▸ **Your task**: Copy out every line in the entries below that includes "Днём".

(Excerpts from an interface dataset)
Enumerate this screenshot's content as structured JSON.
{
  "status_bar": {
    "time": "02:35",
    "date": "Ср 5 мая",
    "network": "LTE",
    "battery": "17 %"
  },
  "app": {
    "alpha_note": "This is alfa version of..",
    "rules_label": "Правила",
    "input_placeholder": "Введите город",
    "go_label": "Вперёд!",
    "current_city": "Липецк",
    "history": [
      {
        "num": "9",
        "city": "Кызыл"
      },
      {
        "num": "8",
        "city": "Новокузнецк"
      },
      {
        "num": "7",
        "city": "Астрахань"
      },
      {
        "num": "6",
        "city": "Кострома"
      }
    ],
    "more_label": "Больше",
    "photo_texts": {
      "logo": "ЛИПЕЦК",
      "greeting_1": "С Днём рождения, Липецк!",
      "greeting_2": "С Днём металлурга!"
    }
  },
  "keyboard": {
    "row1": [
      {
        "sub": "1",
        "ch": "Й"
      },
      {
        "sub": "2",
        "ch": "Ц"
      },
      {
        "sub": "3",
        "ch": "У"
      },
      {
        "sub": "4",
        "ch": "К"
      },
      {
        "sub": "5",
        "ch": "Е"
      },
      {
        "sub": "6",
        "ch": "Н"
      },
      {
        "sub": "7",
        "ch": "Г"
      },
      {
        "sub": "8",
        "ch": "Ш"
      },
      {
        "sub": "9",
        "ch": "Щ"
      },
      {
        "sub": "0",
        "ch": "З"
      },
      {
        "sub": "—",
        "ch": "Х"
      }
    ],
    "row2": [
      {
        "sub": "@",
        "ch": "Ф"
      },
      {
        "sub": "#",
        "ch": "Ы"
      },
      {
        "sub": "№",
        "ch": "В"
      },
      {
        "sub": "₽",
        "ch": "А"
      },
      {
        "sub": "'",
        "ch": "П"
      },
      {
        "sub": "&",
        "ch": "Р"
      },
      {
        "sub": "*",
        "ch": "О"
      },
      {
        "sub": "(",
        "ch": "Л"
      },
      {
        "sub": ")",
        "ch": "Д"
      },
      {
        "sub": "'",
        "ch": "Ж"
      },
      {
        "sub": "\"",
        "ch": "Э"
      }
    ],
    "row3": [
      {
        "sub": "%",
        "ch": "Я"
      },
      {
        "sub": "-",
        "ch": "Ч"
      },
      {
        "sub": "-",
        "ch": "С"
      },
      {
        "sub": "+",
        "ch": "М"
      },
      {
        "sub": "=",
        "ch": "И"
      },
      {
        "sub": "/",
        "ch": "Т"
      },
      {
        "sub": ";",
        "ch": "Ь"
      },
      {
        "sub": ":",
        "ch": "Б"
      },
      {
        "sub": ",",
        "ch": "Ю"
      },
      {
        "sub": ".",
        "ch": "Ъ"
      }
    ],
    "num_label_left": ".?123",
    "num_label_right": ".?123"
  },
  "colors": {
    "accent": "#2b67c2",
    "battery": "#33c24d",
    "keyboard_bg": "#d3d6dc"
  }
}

▸ **The completed task**:
      "greeting_1": "С Днём рождения, Липецк!",
      "greeting_2": "С Днём металлурга!"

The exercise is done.